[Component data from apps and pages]
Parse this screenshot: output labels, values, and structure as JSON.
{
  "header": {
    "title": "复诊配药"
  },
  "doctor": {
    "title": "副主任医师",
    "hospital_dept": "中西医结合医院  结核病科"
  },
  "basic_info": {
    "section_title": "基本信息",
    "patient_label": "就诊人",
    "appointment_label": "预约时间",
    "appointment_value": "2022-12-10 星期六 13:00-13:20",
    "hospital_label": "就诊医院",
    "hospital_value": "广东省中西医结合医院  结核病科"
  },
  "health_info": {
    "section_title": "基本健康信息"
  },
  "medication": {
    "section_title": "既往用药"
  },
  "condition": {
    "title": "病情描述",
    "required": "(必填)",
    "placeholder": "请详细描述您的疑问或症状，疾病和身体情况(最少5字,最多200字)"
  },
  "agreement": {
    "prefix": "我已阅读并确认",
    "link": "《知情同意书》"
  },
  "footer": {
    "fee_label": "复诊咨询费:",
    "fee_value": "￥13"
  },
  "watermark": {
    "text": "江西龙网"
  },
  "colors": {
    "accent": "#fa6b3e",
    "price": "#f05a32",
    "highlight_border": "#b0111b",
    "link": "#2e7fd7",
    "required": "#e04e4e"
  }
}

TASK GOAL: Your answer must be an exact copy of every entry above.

SOLUTION TO THIS PROBLEM:
Parse this screenshot: output labels, values, and structure as JSON.
{
  "header": {
    "title": "复诊配药"
  },
  "doctor": {
    "title": "副主任医师",
    "hospital_dept": "中西医结合医院  结核病科"
  },
  "basic_info": {
    "section_title": "基本信息",
    "patient_label": "就诊人",
    "appointment_label": "预约时间",
    "appointment_value": "2022-12-10 星期六 13:00-13:20",
    "hospital_label": "就诊医院",
    "hospital_value": "广东省中西医结合医院  结核病科"
  },
  "health_info": {
    "section_title": "基本健康信息"
  },
  "medication": {
    "section_title": "既往用药"
  },
  "condition": {
    "title": "病情描述",
    "required": "(必填)",
    "placeholder": "请详细描述您的疑问或症状，疾病和身体情况(最少5字,最多200字)"
  },
  "agreement": {
    "prefix": "我已阅读并确认",
    "link": "《知情同意书》"
  },
  "footer": {
    "fee_label": "复诊咨询费:",
    "fee_value": "￥13"
  },
  "watermark": {
    "text": "江西龙网"
  },
  "colors": {
    "accent": "#fa6b3e",
    "price": "#f05a32",
    "highlight_border": "#b0111b",
    "link": "#2e7fd7",
    "required": "#e04e4e"
  }
}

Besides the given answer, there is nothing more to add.